Problem to solve >> Among the lines of this material, find those holding the word "close" and report how many there are, with nothing added.
■ ■ ■
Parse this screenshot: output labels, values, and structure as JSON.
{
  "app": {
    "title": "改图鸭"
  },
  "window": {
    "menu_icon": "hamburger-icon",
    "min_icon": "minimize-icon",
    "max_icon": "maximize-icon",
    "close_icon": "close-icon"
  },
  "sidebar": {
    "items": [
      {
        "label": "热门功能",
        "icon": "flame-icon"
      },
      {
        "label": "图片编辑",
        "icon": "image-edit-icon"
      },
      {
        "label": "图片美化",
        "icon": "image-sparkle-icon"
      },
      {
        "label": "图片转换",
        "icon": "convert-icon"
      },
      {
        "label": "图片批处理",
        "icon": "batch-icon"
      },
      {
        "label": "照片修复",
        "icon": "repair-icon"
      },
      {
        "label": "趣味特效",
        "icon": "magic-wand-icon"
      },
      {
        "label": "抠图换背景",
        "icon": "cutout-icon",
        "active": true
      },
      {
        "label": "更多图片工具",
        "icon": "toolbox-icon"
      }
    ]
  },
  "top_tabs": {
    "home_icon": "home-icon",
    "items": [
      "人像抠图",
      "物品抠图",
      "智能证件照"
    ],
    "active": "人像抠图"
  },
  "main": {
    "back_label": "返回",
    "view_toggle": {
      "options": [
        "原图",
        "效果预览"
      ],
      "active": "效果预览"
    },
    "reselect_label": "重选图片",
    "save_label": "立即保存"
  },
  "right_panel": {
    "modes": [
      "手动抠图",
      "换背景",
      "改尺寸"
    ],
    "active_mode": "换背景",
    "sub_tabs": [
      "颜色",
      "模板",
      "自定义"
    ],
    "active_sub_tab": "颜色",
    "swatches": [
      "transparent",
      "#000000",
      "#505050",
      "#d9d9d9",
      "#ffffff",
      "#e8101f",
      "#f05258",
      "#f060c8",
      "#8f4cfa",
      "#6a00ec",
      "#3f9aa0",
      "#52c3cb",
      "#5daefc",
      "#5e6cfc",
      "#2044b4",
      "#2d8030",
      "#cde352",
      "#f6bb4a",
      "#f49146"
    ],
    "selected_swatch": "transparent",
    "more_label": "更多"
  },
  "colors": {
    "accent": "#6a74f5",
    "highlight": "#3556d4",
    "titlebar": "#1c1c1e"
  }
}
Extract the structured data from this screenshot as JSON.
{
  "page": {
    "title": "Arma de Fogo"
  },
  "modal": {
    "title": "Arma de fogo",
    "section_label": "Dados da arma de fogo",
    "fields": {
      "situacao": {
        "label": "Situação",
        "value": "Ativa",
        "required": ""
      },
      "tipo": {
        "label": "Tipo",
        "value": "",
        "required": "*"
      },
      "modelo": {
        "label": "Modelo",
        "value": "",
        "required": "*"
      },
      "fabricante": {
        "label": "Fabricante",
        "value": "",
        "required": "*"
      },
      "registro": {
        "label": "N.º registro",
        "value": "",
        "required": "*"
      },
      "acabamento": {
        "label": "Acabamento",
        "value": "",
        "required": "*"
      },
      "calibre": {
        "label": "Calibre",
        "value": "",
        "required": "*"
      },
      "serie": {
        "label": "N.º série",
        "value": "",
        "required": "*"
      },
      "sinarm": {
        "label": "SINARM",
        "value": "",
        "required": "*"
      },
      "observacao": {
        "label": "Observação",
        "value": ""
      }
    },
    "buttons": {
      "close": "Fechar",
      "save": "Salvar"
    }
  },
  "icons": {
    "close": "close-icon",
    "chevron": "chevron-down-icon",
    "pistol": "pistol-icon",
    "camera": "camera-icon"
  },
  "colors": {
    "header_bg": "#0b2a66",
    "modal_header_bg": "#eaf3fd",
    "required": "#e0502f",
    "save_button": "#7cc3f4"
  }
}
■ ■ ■
Solution to this task >> 3